**TASK TO CARRY OUT:** Your answer should be every line of the records that contains the word "title", copied as it stands.

[Collection entries]
■ ■ ■ ■

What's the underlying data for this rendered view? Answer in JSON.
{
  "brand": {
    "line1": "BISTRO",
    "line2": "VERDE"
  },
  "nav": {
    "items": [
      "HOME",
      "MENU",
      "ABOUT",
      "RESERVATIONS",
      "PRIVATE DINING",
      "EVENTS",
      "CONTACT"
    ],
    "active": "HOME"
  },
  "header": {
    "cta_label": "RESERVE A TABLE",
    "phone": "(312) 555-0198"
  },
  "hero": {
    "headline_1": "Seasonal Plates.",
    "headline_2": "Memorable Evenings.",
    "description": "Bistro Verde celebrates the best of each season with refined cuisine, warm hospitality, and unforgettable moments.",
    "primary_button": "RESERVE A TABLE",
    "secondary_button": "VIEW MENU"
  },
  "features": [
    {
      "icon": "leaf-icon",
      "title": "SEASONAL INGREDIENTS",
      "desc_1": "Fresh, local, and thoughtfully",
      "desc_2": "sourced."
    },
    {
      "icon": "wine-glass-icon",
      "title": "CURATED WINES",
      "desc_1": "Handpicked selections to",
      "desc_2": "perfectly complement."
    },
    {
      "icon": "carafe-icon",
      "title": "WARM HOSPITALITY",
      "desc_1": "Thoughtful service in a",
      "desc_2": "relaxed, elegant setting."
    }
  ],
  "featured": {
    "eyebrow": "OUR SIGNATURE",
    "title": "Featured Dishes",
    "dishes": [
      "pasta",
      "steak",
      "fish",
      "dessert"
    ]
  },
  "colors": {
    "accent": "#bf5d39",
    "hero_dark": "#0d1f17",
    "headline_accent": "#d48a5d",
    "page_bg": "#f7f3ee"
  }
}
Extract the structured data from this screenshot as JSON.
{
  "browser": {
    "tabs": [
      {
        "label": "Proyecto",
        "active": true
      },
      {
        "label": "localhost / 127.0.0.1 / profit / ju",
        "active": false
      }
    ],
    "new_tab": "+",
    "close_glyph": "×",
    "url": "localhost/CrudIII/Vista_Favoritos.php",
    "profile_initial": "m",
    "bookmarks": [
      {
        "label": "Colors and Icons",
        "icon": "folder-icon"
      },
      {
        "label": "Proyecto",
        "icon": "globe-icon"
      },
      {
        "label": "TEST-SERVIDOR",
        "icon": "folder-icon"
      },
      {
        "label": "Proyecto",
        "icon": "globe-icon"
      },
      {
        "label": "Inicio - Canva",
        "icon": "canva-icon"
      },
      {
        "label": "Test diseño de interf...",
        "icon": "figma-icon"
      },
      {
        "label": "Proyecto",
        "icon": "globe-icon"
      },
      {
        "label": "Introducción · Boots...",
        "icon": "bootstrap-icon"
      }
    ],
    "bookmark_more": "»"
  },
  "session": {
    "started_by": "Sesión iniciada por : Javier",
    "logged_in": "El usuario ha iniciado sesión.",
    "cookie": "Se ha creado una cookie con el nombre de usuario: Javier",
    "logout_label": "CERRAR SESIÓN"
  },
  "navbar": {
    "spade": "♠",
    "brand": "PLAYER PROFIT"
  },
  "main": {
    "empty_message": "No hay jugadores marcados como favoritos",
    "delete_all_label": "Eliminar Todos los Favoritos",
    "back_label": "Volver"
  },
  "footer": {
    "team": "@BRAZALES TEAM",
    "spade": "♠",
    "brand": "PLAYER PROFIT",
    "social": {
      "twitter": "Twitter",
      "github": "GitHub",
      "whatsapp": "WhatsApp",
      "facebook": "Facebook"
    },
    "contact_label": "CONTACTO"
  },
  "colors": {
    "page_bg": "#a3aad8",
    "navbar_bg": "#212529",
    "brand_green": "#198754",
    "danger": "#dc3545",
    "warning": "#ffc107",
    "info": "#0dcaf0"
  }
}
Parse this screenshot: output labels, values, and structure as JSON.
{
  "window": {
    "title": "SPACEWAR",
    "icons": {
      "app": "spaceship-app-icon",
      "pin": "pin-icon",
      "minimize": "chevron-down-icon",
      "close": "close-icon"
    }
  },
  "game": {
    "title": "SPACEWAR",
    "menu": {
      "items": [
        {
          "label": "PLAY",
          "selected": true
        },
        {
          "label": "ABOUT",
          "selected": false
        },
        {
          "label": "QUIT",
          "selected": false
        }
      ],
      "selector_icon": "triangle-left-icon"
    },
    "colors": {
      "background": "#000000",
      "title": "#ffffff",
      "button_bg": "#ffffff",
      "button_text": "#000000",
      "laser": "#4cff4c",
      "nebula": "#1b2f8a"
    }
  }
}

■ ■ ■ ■

**WRITTEN SOLUTION:**
      "title": "SEASONAL INGREDIENTS",
      "title": "CURATED WINES",
      "title": "WARM HOSPITALITY",
    "title": "Featured Dishes",
    "title": "SPACEWAR",
    "title": "SPACEWAR",
      "title": "#ffffff",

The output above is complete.